- Last week, a lawsuit was filed against Donald Trump. “Jane Doe” alleges that Trump raped her four times when she was only 13 years old. The fourth time, Trump allegedly “tied her to a bed and forcibly raped her, in a ‘savage sexual attack,’ while she pleaded with him to stop.”
- Trump’s ex-wife, Ivana Trump, once claimed that Donald violently raped her, back in 1989. The Daily Beast claims, “Donald held back Ivana’s arms and began to pull out fistfuls of hair from her scalp . . .He tore off her clothes and unzipped his pants.” Later, after a divorce settlement, she claimed that this was not rape “in the literal or criminal sense,” but did leave her feeling “violated.”*
- Trump’s former business acquaintance, Jill Harth, alleged that Trump sexually assaulted her and tried to rape her, in his daughter Ivanka’s bedroom. Harth still stands by these accusations.
Will Christian leaders like Graham and Dobson take a stand against these alleged evils? Will they play the role of the prophet Nathan, who was willing to point his finger at a wicked ruler and say “You are that man?”
Or will they continue to dismiss the alleged rape of women and children, pretending that Trump’s status as a “baby Christian” is enough to cover up these alleged evils?
Only one of these responses is biblical.
And God remembers.
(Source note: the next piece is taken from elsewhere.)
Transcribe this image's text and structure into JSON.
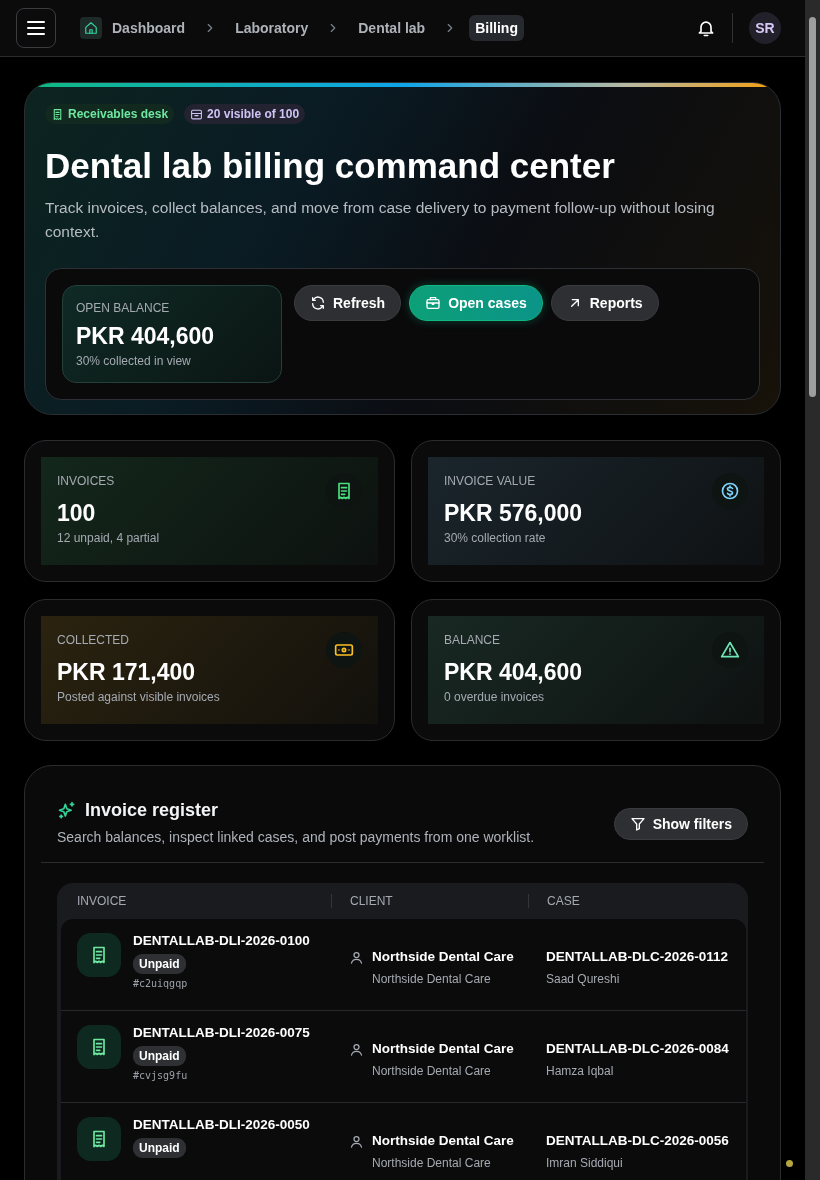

*Lisa Bloom at the Huffington Post points out that “Ms. Trump was almost certainly contractually prohibited after she signed [divorce settlement papers] from saying anything negative about Mr. Trump.” It is also true that we live in a world where many survivors recant their accusations because of the rape culture that we live in. Regardless of whether or not Ivana Trump would still describe the incident as rape, she did not deserve to be treated in a way that made her feel “violated.”